Supreme Court reinstates death sentence for Dzhokhar Tsarnaev

The Supreme Court has issued a 6-3 decision reversing the First Circuit Court of Appeals opinion that had vacated Dzhokhar Tsarnaev's death sentences in the Boston Marathon bombing case.  United States v. Tsarnaev, 595 U.S. ___ (March 4, 2022).  The Supreme Court began by rejecting the First Circuit's conclusion that the District Court had abused its discretion during jury selection by declining to ask about the kind and degree of each prospective juror's media exposure, as required by First Circuit precedent.  The Supreme Court observed that it "has held many times that a district court enjoys broad discretion to manage jury selection, including what questions to ask prospective jurors" and that "a reviewing court may set aside a district court’s questioning only for an abuse of discretion."  The Supreme Court then held that "a court of appeals cannot supplant the district court’s broad discretion to manage voir dire by prescribing specific lines of questioning, and thereby circumvent a well-established standard of review."  (The dissent in this case by Justice Breyer, joined by Justice Kagan and in all but one part by Justice Sotomayor, did not reach this issue.)
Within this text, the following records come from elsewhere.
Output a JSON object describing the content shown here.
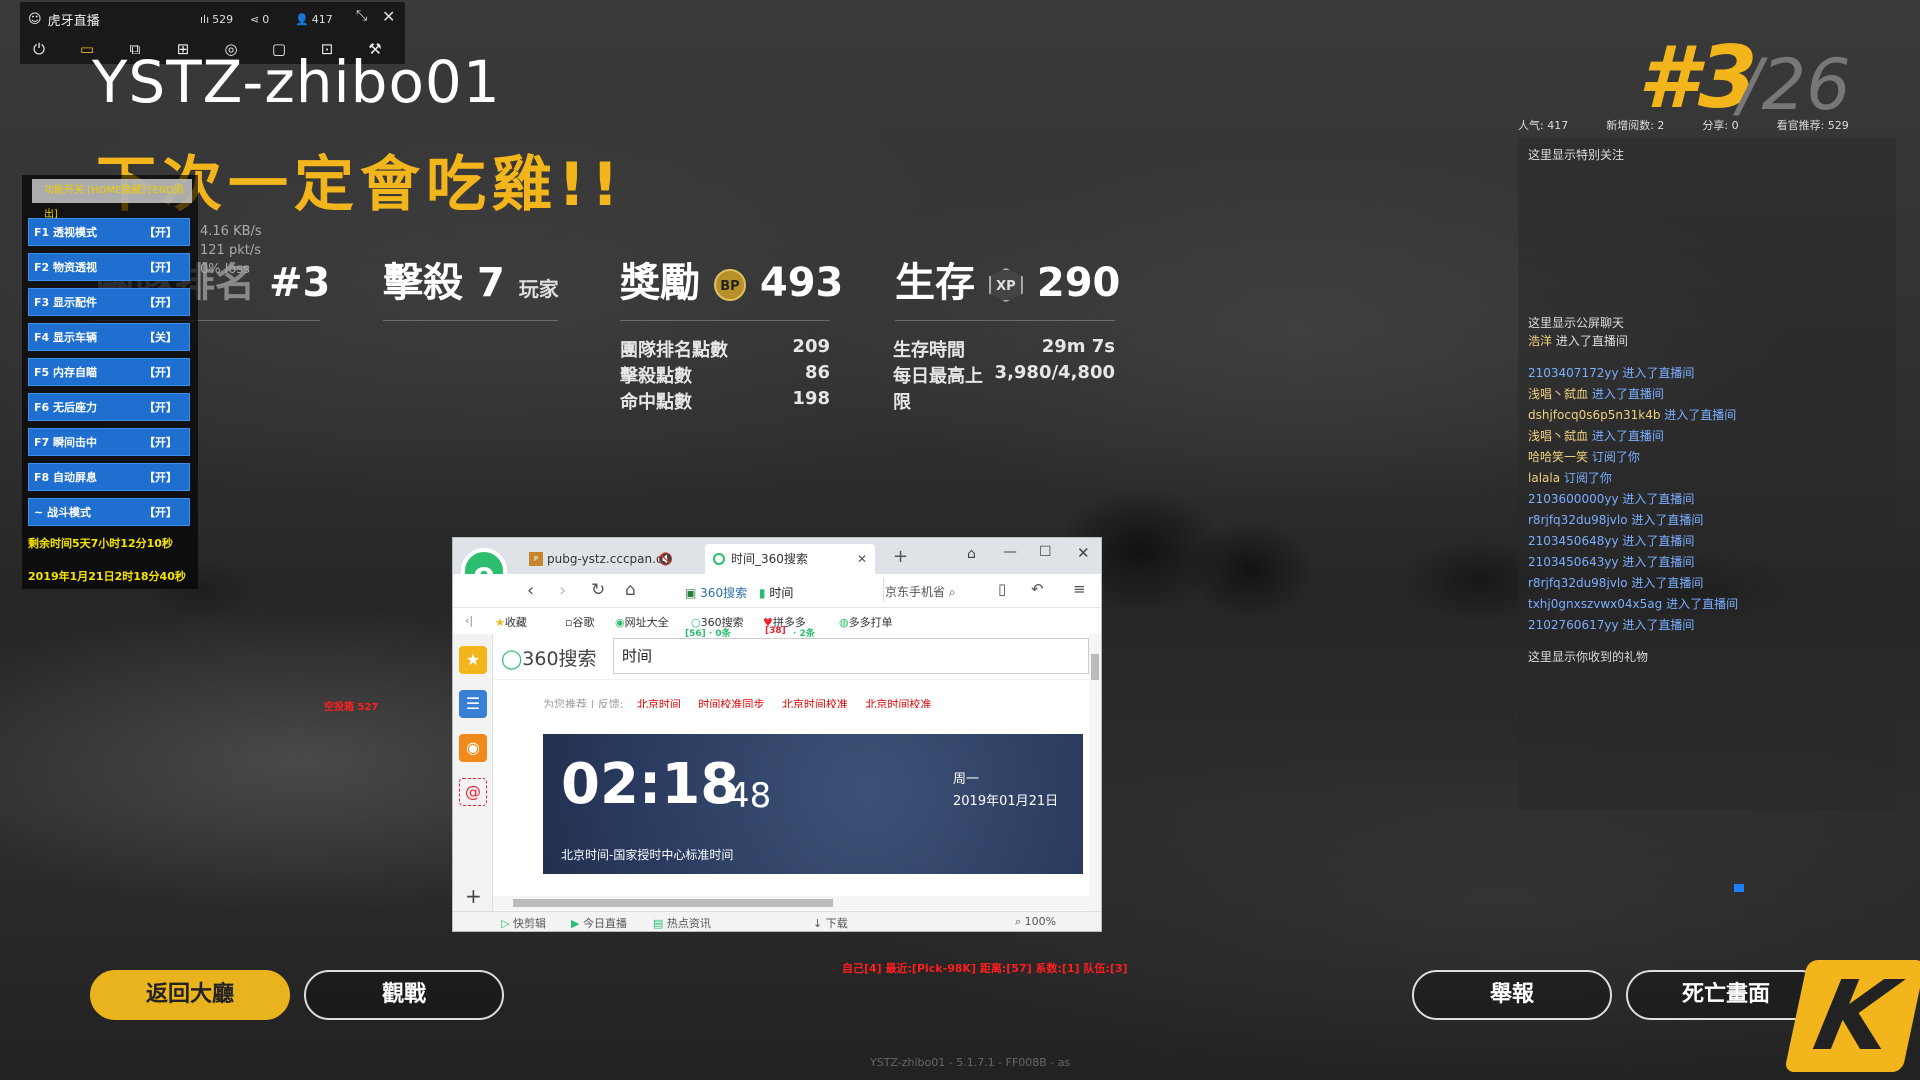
{
  "app": {
    "title": "虎牙直播",
    "heat": "529",
    "shares": "0",
    "viewers": "417"
  },
  "stream": {
    "name": "YSTZ-zhibo01",
    "slogan": "下次一定會吃雞!!"
  },
  "match": {
    "rank_label": "團隊排名",
    "rank_value": "#3",
    "kill_label": "擊殺",
    "kill_value": "7",
    "kill_unit": "玩家",
    "reward_label": "獎勵",
    "reward_icon": "BP",
    "reward_value": "493",
    "survival_label": "生存",
    "survival_icon": "XP",
    "survival_value": "290",
    "details": [
      {
        "label": "團隊排名點數",
        "value": "209"
      },
      {
        "label": "擊殺點數",
        "value": "86"
      },
      {
        "label": "命中點數",
        "value": "198"
      }
    ],
    "survival_details": [
      {
        "label": "生存時間",
        "value": "29m 7s"
      },
      {
        "label": "每日最高上限",
        "value": "3,980/4,800"
      }
    ]
  },
  "cheat_menu": {
    "header": "功能开关 [HOME隐藏] [END退出]",
    "items": [
      {
        "key": "F1 透视模式",
        "state": "【开】"
      },
      {
        "key": "F2 物资透视",
        "state": "【开】"
      },
      {
        "key": "F3 显示配件",
        "state": "【开】"
      },
      {
        "key": "F4 显示车辆",
        "state": "【关】"
      },
      {
        "key": "F5 内存自瞄",
        "state": "【开】"
      },
      {
        "key": "F6 无后座力",
        "state": "【开】"
      },
      {
        "key": "F7 瞬间击中",
        "state": "【开】"
      },
      {
        "key": "F8 自动屏息",
        "state": "【开】"
      },
      {
        "key": "~ 战斗模式",
        "state": "【开】"
      }
    ],
    "remaining": "剩余时间5天7小时12分10秒",
    "datetime": "2019年1月21日2时18分40秒"
  },
  "net": {
    "line1": "4.16 KB/s",
    "line2": "121 pkt/s",
    "line3": "0% loss"
  },
  "final_rank": {
    "rank": "#3",
    "total": "/26"
  },
  "room_stats": {
    "popularity": "人气: 417",
    "new_subs": "新增阅数: 2",
    "share": "分享: 0",
    "recommend": "看官推荐: 529"
  },
  "chat": {
    "special_title": "这里显示特别关注",
    "public_title": "这里显示公屏聊天",
    "gift_title": "这里显示你收到的礼物",
    "messages": [
      {
        "user": "浩洋",
        "text": "进入了直播间"
      },
      {
        "user": "2103407172yy",
        "text": "进入了直播间"
      },
      {
        "user": "浅唱丶弑血",
        "text": "进入了直播间"
      },
      {
        "user": "dshjfocq0s6p5n31k4b",
        "text": "进入了直播间"
      },
      {
        "user": "浅唱丶弑血",
        "text": "进入了直播间"
      },
      {
        "user": "哈哈笑一笑",
        "text": "订阅了你"
      },
      {
        "user": "lalala",
        "text": "订阅了你"
      },
      {
        "user": "2103600000yy",
        "text": "进入了直播间"
      },
      {
        "user": "r8rjfq32du98jvlo",
        "text": "进入了直播间"
      },
      {
        "user": "2103450648yy",
        "text": "进入了直播间"
      },
      {
        "user": "2103450643yy",
        "text": "进入了直播间"
      },
      {
        "user": "r8rjfq32du98jvlo",
        "text": "进入了直播间"
      },
      {
        "user": "txhj0gnxszvwx04x5ag",
        "text": "进入了直播间"
      },
      {
        "user": "2102760617yy",
        "text": "进入了直播间"
      }
    ]
  },
  "browser": {
    "tab1": "pubg-ystz.cccpan.c",
    "tab2": "时间_360搜索",
    "address_1": "360搜索",
    "address_2": "时间",
    "right_search": "京东手机省",
    "favorites": [
      "收藏",
      "谷歌",
      "网址大全",
      "360搜索",
      "拼多多",
      "多多打单"
    ],
    "fav_green": "[56] · 0条",
    "fav_red": "[38]",
    "fav_green2": "· 2条",
    "search_logo": "360搜索",
    "search_value": "时间",
    "related_prefix": "为您推荐 | 反馈:",
    "related_links": [
      "北京时间",
      "时间校准同步",
      "北京时间校准",
      "北京时间校准"
    ],
    "time_hm": "02:18",
    "time_s": "48",
    "weekday": "周一",
    "date": "2019年01月21日",
    "caption": "北京时间-国家授时中心标准时间",
    "status": [
      "快剪辑",
      "今日直播",
      "热点资讯",
      "下载",
      "100%"
    ]
  },
  "hud_red": "空投箱 527",
  "bottom_red": "自己[4]  最近:[Pick-98K]  距离:[57]  系数:[1]  队伍:[3]",
  "buttons": {
    "lobby": "返回大廳",
    "spectate": "觀戰",
    "report": "舉報",
    "death_cam": "死亡畫面"
  },
  "watermark": "YSTZ-zhibo01 - 5.1.7.1 - FF008B - as",
  "brand_k": "K",
  "colors": {
    "accent": "#f2b51c",
    "menu_blue": "#1f6fd0",
    "chat_blue": "#7aaeff",
    "alert_red": "#ff1e1e"
  }
}
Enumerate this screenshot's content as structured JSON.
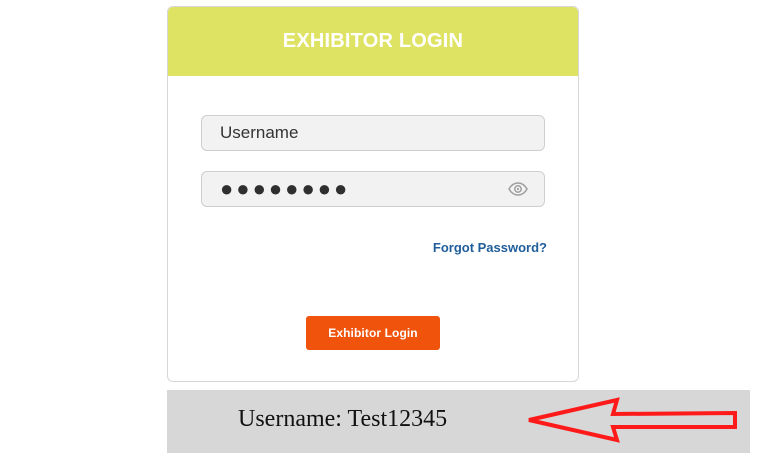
{
  "login_panel": {
    "title": "EXHIBITOR LOGIN",
    "username_field": {
      "value": "Username"
    },
    "password_field": {
      "masked_value": "●●●●●●●●",
      "show_password_icon": "eye-icon"
    },
    "forgot_password_label": "Forgot Password?",
    "submit_label": "Exhibitor Login"
  },
  "annotation": {
    "text": "Username: Test12345",
    "arrow_icon": "left-arrow-callout-icon",
    "arrow_color": "#ff1a1a"
  },
  "colors": {
    "header": "#dfe364",
    "button": "#f0530c",
    "link": "#1f5e9b",
    "note_background": "#d7d7d7"
  }
}
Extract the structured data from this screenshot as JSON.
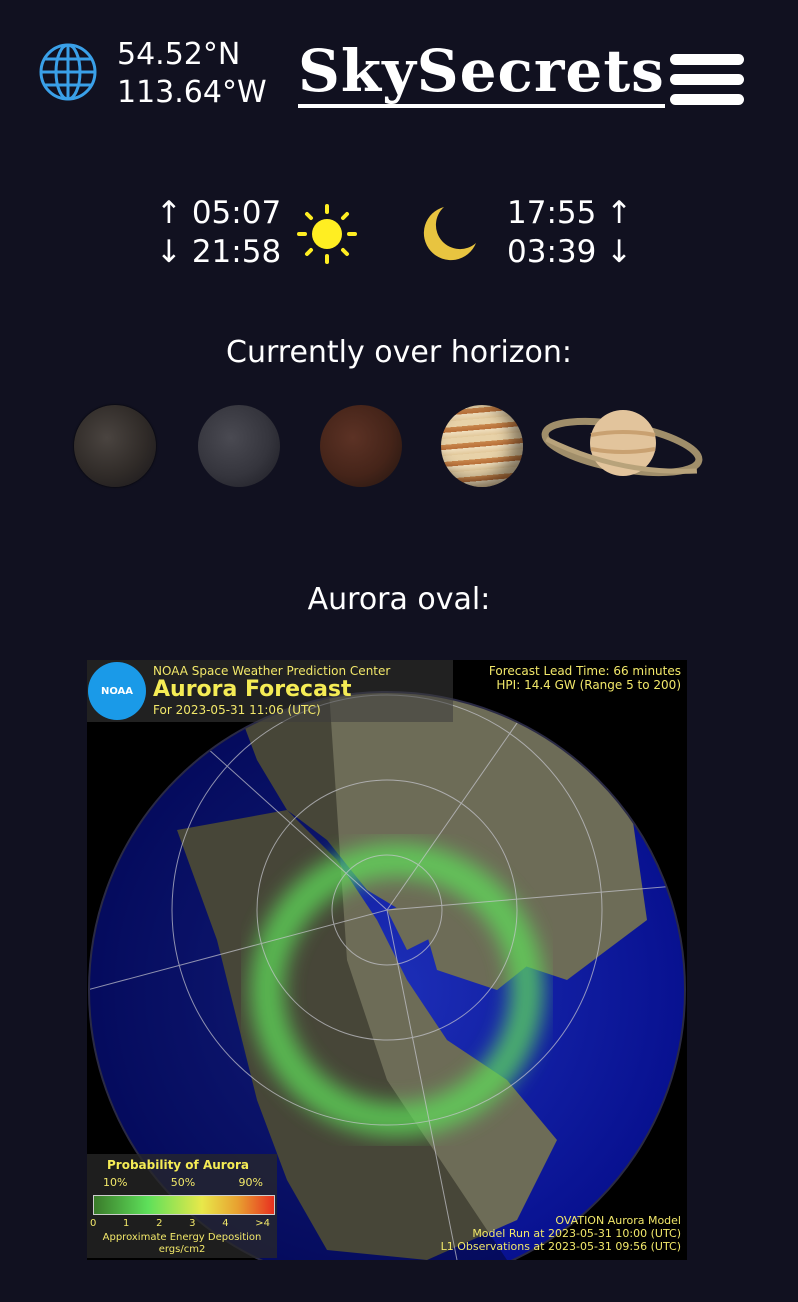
{
  "header": {
    "latitude": "54.52°N",
    "longitude": "113.64°W",
    "brand": "SkySecrets",
    "globe_icon": "globe-icon",
    "menu_icon": "hamburger-menu-icon"
  },
  "sun": {
    "rise": "↑ 05:07",
    "set": "↓ 21:58",
    "icon": "sun-icon",
    "color": "#ffee22"
  },
  "moon": {
    "rise": "17:55 ↑",
    "set": "03:39 ↓",
    "icon": "crescent-moon-icon",
    "color": "#e8c440"
  },
  "horizon": {
    "heading": "Currently over horizon:",
    "planets": [
      "mercury-icon",
      "venus-icon",
      "mars-icon",
      "jupiter-icon",
      "saturn-icon"
    ]
  },
  "aurora": {
    "heading": "Aurora oval:",
    "org": "NOAA Space Weather Prediction Center",
    "logo_text": "NOAA",
    "title": "Aurora Forecast",
    "for_date": "For 2023-05-31 11:06 (UTC)",
    "lead_time": "Forecast Lead Time:  66 minutes",
    "hpi": "HPI:  14.4 GW (Range 5 to 200)",
    "legend": {
      "title": "Probability of Aurora",
      "pct": [
        "10%",
        "50%",
        "90%"
      ],
      "scale": [
        "0",
        "1",
        "2",
        "3",
        "4",
        ">4"
      ],
      "caption1": "Approximate Energy Deposition",
      "caption2": "ergs/cm2"
    },
    "model": "OVATION Aurora Model",
    "model_run": "Model Run at 2023-05-31 10:00 (UTC)",
    "l1_obs": "L1 Observations at 2023-05-31 09:56 (UTC)",
    "colors": {
      "ocean": "#0a1aa8",
      "land": "#6e6d5a",
      "aurora": "#5ee05a",
      "text": "#f2e86a"
    }
  }
}
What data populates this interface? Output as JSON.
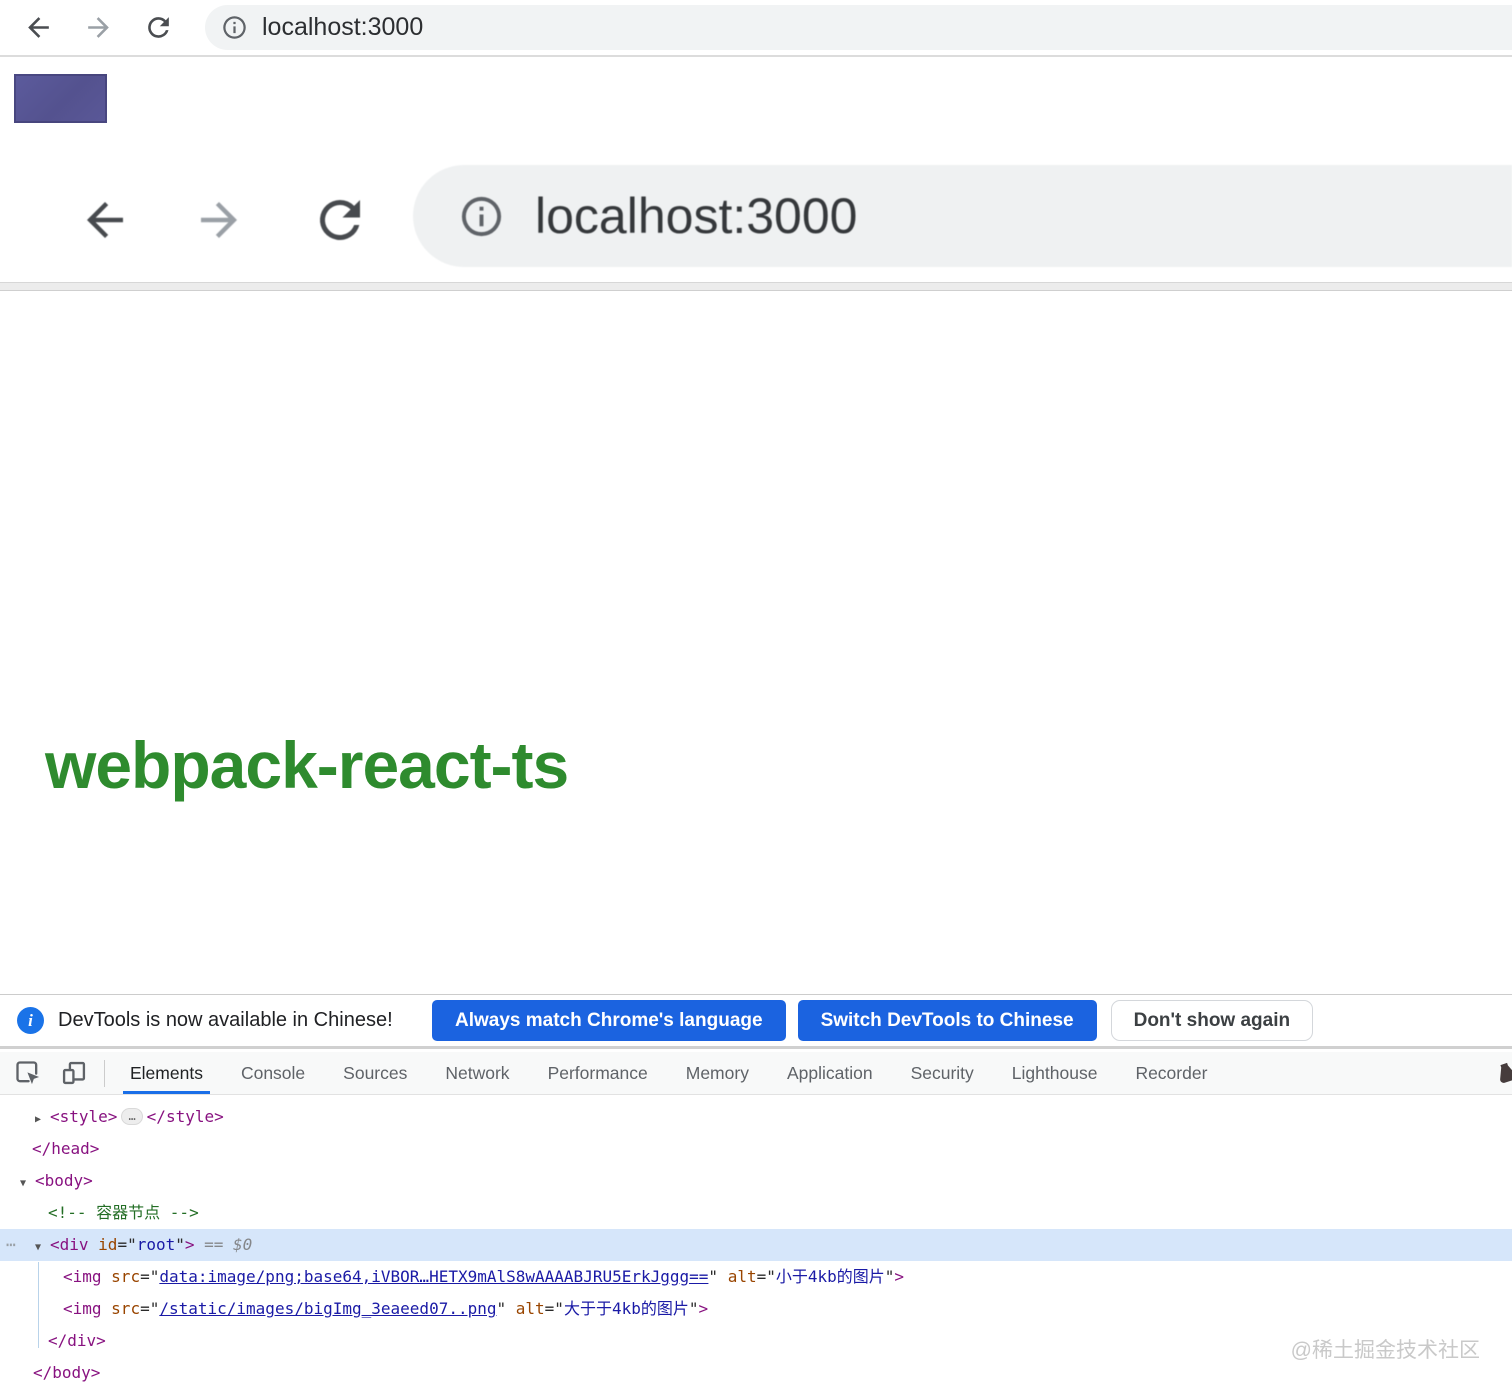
{
  "browser": {
    "url": "localhost:3000"
  },
  "page": {
    "heading": "webpack-react-ts",
    "screenshot_image": {
      "url": "localhost:3000"
    }
  },
  "infobar": {
    "badge_glyph": "i",
    "message": "DevTools is now available in Chinese!",
    "match_button": "Always match Chrome's language",
    "switch_button": "Switch DevTools to Chinese",
    "dismiss_button": "Don't show again"
  },
  "devtools": {
    "tabs": [
      {
        "label": "Elements",
        "active": true
      },
      {
        "label": "Console"
      },
      {
        "label": "Sources"
      },
      {
        "label": "Network"
      },
      {
        "label": "Performance"
      },
      {
        "label": "Memory"
      },
      {
        "label": "Application"
      },
      {
        "label": "Security"
      },
      {
        "label": "Lighthouse"
      },
      {
        "label": "Recorder"
      }
    ],
    "code_lines": [
      {
        "pad": 35,
        "tokens": [
          [
            "arrow",
            "▶"
          ],
          [
            "tag",
            "<style>"
          ],
          [
            "pill",
            "…"
          ],
          [
            "tag",
            "</style>"
          ]
        ]
      },
      {
        "pad": 32,
        "tokens": [
          [
            "tag",
            "</head>"
          ]
        ]
      },
      {
        "pad": 20,
        "tokens": [
          [
            "arrow",
            "▼"
          ],
          [
            "tag",
            "<body>"
          ]
        ]
      },
      {
        "pad": 48,
        "tokens": [
          [
            "comment",
            "<!-- 容器节点 -->"
          ]
        ]
      },
      {
        "pad": 35,
        "selected": true,
        "dots": "⋯",
        "tokens": [
          [
            "arrow",
            "▼"
          ],
          [
            "tag",
            "<div"
          ],
          [
            "plain",
            " "
          ],
          [
            "attr",
            "id"
          ],
          [
            "plain",
            "=\""
          ],
          [
            "val",
            "root"
          ],
          [
            "plain",
            "\""
          ],
          [
            "tag",
            ">"
          ],
          [
            "meta",
            " == "
          ],
          [
            "metai",
            "$0"
          ]
        ]
      },
      {
        "pad": 63,
        "tokens": [
          [
            "tag",
            "<img"
          ],
          [
            "plain",
            " "
          ],
          [
            "attr",
            "src"
          ],
          [
            "plain",
            "=\""
          ],
          [
            "link",
            "data:image/png;base64,iVBOR…HETX9mAlS8wAAAABJRU5ErkJggg=="
          ],
          [
            "plain",
            "\" "
          ],
          [
            "attr",
            "alt"
          ],
          [
            "plain",
            "=\""
          ],
          [
            "val",
            "小于4kb的图片"
          ],
          [
            "plain",
            "\""
          ],
          [
            "tag",
            ">"
          ]
        ]
      },
      {
        "pad": 63,
        "tokens": [
          [
            "tag",
            "<img"
          ],
          [
            "plain",
            " "
          ],
          [
            "attr",
            "src"
          ],
          [
            "plain",
            "=\""
          ],
          [
            "link",
            "/static/images/bigImg_3eaeed07..png"
          ],
          [
            "plain",
            "\" "
          ],
          [
            "attr",
            "alt"
          ],
          [
            "plain",
            "=\""
          ],
          [
            "val",
            "大于于4kb的图片"
          ],
          [
            "plain",
            "\""
          ],
          [
            "tag",
            ">"
          ]
        ]
      },
      {
        "pad": 48,
        "tokens": [
          [
            "tag",
            "</div>"
          ]
        ]
      },
      {
        "pad": 33,
        "tokens": [
          [
            "tag",
            "</body>"
          ]
        ]
      }
    ]
  },
  "watermark": "@稀土掘金技术社区",
  "icons": {
    "back": "arrow-back-icon",
    "forward": "arrow-forward-icon",
    "reload": "reload-icon",
    "site_info": "info-icon",
    "infobar_badge": "info-badge-icon",
    "inspect": "inspect-element-icon",
    "device": "toggle-device-toolbar-icon",
    "recorder_edge": "experiment-flask-icon",
    "expand": "triangle-right-icon",
    "collapse": "triangle-down-icon",
    "more_actions": "ellipsis-icon"
  },
  "colors": {
    "accent_blue": "#1a73e8",
    "heading_green": "#2e8b2e",
    "tag_purple": "#881280",
    "attr_orange": "#994500",
    "value_blue": "#1a1aa6",
    "comment_green": "#236e25",
    "selected_row_bg": "#d6e6fa",
    "omnibox_grey": "#f1f3f4"
  }
}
The second basis for invalidating the death sentences had been the First Circuit's finding that the District Court abused its discretion during sentencing when it excluded evidence concerning the possible involvement by Tsarnaev's older brother in an earlier triple-murder.  The defense theory was that Tsarneav's now deceased brother had been the mastermind behind the Boston bombing crimes and that Tsarnaev was pressured into assisting him.  The earlier murders, according to the defense, provided evidence of the older brother's domineering nature.  The primary proof that the older brother had committed the triple homicide was a statement made to investigating officers by a person who was killed shortly thereafter by the investigating officers. The District Court granted the prosecution's motion to exclude any reference to the triple murder, finding that the available information was “without any probative value” and “would be confusing to the jury and a waste of time.”  The Supreme Court majority concluded that the District Court's ruling was reasonable and there was no Eighth Amendment violation in the application of the statutory provision allowing exclusion of information if "its probative value is outweighed by the danger of creating unfair prejudice, confusing the issues, or misleading the jury."  Justice Breyer, with Justices Kagan and Sotomayor, dissented, finding that the reasons provided by the District Court did not justify excluding the triple-murder evidence, and it was an abuse of discretion to do so.